[[ DATA RECORDS, beginning ]]

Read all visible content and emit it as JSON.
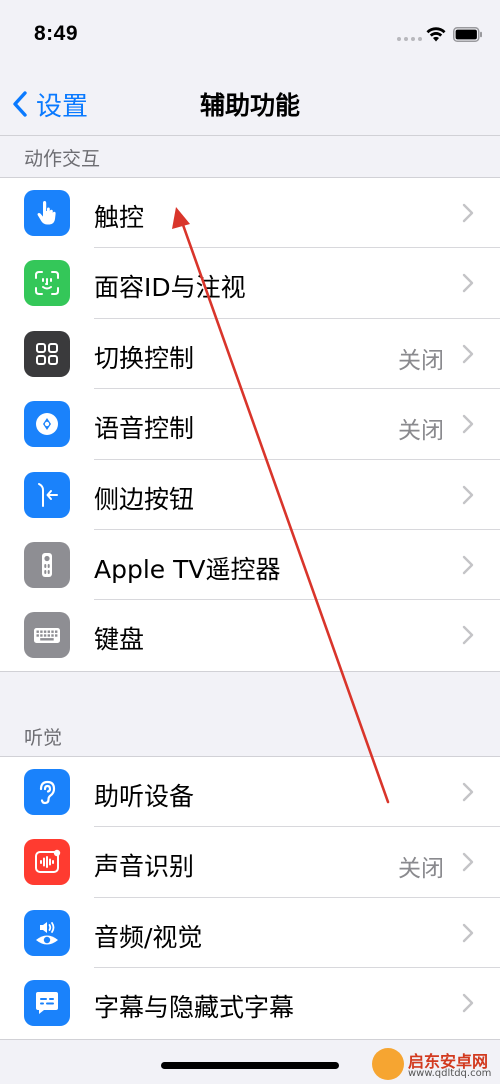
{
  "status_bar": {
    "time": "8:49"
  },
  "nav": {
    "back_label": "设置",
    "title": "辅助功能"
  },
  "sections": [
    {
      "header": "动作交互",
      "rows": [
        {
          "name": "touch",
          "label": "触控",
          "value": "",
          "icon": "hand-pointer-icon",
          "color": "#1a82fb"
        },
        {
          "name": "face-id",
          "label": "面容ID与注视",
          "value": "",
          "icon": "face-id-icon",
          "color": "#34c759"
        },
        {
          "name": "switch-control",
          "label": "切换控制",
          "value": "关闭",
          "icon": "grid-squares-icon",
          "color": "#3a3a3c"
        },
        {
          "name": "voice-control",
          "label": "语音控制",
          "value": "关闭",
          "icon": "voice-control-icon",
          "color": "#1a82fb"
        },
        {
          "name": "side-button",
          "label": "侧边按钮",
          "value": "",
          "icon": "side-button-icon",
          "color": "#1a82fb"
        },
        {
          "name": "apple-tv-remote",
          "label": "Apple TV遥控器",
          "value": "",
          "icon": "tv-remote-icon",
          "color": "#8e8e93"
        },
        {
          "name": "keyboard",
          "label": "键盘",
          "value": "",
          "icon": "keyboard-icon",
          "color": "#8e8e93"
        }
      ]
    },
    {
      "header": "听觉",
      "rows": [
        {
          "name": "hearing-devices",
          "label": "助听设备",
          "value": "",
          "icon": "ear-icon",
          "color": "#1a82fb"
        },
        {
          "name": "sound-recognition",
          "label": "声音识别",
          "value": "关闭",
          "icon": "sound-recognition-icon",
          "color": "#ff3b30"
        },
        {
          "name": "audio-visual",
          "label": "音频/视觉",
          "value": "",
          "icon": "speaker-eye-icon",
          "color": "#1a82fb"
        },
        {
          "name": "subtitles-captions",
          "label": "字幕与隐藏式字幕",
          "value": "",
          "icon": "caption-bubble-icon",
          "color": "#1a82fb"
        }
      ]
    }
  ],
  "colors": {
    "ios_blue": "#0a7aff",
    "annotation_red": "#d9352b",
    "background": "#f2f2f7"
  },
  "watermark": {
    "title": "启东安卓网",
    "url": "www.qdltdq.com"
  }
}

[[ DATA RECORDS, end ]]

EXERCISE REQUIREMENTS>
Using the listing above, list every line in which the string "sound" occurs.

ANSWER BELOW>
          "name": "sound-recognition",
          "icon": "sound-recognition-icon",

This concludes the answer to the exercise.